Hutchinson-Gilford Progeria Syndrome (HGPS) is a premature aging disorder caused by mutations in the gene LMNA, which encodes the nuclear matrix protein, Lamin A. Lamin A is found predominantly at the nuclear periphery but also throughout the nucleus in a ‘nucleoplasmic veil’. The majority of HGPS patients have a single nucleotide mutation (1824 C→T) which results in the activation of a cryptic donor splice site causing a 150 nucleotide deletion in the mRNA and consequently a 50 amino acid in-frame deletion in the protein. The mutation results in aberrant processing and nuclear localization of the Lamin A protein.
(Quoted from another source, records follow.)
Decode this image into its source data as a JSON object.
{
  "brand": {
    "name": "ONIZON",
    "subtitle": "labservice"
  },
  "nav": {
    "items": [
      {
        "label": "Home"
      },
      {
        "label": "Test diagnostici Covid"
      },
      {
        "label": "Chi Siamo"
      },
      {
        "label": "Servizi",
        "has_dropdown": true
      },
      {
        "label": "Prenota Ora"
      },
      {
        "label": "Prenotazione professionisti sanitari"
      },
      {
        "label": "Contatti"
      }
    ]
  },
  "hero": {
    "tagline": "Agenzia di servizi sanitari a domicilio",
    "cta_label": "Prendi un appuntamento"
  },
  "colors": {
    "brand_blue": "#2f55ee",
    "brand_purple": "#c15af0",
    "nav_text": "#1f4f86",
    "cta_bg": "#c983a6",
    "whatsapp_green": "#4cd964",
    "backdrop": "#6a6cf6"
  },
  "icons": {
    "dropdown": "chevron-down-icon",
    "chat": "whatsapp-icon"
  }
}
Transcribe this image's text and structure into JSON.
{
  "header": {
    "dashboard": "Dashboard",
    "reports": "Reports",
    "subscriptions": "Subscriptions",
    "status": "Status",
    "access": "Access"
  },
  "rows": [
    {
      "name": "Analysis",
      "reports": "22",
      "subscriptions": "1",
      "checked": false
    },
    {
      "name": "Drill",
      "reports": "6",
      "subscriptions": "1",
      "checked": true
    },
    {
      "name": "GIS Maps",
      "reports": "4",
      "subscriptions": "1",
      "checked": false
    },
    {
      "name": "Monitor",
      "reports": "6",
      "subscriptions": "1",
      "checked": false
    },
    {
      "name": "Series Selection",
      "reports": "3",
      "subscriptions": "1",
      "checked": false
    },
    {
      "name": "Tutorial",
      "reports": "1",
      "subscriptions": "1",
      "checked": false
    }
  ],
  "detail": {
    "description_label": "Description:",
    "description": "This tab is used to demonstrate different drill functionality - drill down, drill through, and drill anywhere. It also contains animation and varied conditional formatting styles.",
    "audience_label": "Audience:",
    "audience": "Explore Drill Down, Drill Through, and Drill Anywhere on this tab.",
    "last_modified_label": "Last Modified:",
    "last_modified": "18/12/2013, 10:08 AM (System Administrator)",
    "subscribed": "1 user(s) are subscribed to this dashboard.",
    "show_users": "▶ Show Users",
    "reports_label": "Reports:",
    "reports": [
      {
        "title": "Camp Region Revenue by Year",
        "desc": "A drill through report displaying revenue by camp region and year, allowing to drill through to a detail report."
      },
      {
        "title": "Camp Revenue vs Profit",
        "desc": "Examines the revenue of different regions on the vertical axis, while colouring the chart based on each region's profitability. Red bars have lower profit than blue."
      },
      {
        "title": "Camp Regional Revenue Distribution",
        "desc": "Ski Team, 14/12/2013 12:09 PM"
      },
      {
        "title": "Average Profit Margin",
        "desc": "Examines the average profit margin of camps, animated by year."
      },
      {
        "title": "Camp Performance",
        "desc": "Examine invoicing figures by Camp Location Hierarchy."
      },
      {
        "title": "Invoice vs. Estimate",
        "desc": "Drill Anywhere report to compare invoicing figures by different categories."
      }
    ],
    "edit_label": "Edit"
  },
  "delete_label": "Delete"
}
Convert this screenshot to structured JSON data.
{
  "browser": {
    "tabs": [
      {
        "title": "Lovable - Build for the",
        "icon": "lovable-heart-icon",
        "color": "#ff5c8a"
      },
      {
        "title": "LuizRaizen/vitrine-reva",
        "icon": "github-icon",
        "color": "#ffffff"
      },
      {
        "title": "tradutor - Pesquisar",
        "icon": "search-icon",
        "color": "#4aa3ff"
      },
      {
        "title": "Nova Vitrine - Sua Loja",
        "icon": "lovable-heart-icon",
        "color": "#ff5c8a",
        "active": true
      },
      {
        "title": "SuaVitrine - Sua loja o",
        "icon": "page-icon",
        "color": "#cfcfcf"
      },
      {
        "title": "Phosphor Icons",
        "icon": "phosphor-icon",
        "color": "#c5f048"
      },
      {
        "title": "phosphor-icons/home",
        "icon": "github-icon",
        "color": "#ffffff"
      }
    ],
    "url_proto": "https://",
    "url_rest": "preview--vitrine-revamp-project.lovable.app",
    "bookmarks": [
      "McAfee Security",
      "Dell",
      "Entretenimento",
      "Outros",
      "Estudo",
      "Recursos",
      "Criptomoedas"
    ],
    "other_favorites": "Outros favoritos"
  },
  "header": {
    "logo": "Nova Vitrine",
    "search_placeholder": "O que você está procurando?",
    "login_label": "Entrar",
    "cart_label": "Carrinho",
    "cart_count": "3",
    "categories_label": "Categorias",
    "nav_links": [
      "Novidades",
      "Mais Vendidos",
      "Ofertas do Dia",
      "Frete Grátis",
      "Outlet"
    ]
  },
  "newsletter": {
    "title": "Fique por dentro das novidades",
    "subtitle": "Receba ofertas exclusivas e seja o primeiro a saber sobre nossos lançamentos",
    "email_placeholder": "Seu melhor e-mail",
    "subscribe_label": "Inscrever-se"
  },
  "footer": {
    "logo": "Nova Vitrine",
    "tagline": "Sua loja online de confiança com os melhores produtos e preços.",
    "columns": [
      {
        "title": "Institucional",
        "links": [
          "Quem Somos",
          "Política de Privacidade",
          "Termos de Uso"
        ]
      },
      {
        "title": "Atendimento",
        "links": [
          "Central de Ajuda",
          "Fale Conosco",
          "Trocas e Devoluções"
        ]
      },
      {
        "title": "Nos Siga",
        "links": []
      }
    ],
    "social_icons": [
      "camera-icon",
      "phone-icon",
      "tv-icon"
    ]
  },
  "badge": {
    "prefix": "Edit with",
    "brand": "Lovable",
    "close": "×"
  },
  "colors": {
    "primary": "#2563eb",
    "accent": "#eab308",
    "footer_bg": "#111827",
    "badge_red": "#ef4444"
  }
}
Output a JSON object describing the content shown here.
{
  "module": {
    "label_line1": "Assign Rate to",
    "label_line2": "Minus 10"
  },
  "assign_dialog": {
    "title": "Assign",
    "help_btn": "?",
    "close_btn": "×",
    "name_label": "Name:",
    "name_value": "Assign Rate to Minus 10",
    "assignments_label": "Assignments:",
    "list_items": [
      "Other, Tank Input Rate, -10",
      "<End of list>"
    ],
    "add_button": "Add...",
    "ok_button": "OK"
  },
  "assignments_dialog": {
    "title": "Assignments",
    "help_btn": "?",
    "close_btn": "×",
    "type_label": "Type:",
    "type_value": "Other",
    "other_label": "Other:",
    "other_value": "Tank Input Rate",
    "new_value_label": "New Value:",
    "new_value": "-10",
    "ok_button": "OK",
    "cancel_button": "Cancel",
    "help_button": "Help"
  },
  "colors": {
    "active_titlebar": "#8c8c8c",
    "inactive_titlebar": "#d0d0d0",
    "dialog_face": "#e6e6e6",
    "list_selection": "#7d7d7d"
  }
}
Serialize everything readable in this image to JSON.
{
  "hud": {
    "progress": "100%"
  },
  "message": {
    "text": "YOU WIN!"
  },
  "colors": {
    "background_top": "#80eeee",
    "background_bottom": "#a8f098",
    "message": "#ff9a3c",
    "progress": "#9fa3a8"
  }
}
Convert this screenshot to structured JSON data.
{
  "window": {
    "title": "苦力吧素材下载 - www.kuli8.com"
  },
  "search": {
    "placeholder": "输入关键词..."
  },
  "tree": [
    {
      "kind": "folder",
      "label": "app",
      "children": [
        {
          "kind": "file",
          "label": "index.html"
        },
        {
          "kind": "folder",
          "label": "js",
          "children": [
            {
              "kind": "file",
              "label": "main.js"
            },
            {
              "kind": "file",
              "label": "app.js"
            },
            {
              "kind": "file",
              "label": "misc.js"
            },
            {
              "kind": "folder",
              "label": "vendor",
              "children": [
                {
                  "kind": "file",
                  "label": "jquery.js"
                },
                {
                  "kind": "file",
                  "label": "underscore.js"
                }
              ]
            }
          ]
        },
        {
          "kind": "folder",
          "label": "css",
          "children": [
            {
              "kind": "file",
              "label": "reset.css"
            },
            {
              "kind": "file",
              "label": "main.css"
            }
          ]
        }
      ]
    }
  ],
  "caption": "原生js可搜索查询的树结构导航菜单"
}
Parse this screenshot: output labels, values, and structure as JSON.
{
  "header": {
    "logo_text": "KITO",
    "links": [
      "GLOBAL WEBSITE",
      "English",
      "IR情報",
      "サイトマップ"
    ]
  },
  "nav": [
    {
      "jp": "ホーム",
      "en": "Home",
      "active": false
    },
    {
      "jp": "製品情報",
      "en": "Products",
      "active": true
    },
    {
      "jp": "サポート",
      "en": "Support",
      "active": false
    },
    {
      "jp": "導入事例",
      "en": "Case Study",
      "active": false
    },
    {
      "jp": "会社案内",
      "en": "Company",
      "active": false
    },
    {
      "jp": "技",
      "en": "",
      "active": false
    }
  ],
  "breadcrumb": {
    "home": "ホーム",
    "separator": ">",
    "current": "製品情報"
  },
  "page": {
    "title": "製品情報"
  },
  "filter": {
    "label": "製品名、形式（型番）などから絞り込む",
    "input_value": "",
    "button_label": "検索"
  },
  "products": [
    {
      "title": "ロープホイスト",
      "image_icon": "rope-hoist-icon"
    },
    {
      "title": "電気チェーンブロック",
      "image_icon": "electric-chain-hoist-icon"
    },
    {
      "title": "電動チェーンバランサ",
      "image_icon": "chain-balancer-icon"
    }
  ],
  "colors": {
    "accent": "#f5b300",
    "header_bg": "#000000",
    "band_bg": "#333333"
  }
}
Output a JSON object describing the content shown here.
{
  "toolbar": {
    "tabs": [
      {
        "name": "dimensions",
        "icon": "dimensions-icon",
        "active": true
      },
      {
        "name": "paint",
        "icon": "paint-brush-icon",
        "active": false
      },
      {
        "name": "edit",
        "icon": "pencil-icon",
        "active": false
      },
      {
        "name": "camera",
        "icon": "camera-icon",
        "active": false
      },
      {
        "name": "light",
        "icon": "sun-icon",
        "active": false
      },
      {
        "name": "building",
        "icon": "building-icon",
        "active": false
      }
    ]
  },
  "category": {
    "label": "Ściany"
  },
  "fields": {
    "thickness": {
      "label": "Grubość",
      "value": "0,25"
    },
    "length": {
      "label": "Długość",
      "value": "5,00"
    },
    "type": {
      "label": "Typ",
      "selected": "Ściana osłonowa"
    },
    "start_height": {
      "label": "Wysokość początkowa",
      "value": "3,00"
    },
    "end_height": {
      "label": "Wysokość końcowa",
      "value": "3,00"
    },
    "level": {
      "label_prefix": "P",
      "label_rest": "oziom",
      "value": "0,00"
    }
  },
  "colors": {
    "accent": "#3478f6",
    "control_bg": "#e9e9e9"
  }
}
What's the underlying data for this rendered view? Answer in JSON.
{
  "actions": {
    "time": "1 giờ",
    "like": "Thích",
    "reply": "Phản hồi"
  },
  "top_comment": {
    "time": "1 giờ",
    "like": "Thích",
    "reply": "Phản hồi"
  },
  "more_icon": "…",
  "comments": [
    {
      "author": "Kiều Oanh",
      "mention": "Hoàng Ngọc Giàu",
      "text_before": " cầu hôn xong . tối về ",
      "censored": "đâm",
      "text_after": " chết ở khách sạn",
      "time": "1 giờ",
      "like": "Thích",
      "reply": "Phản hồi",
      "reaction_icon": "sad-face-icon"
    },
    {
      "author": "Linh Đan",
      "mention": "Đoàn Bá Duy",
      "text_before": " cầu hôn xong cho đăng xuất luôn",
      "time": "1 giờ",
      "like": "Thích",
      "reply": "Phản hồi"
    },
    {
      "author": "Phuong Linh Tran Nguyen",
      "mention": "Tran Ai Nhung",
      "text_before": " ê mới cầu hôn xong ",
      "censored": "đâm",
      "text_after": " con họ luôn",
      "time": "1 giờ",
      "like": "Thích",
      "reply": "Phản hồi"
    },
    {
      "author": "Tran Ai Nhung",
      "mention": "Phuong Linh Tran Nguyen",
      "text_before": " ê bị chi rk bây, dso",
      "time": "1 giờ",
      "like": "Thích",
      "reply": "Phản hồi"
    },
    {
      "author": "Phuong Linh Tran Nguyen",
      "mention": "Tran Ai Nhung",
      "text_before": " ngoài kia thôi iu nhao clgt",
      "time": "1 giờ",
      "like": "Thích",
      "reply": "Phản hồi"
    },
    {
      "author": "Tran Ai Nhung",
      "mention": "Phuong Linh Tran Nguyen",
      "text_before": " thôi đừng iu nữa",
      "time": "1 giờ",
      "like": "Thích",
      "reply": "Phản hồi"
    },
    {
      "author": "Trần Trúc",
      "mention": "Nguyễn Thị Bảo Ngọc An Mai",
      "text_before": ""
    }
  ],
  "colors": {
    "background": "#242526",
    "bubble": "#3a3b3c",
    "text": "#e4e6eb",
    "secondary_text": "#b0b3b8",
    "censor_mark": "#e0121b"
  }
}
HGPS cells are characterized by misshapen nuclei, chromatin disorganization, accumulation of mutant Lamin A, short telomeres, DNA damage recruitment defect and early senescence.To measure the telomere length of individual chromosomes, Quantitative Fluorescence in-situ Hybridization was used. The average telomere length in HGPS fibroblasts was greatly decreased compared to controls as well as highly variable. In contrast, the telomere length in hematopoietic cells which do not express LMNA was within the normal range for three out of four HGPS patient samples. These results suggest that mutant Lamin A decreases telomere length via a direct effect and that expression of mutant LMNA is necessary for telomere loss in HGPS.Three different aspects of telomere biology were investigated: localization, mobility and attachment to the matrix. Telomeres were more localized to the nuclear periphery in HGPS fibroblasts than in wild type fibroblasts as well as having abnormal localization in regards to euchromatin/heterochromatin. To examine mobility, fluorescently tagged proteins were constructed to examine interactions between wild type and mutant Lamin A and telomeres during live cell imaging. Long telomeres in cells with the mutant protein did not move the same distance as those in wild type cells. Mutant Lamin A did not bind DNA with the same affinity as the wild type Lamin A did.These investigations show that telomeres and telomere dynamics are altered in HGPS cells. This is likely contributing to aspects of the pathology of the disease and would need to be taken into consideration in any therapeutic approach.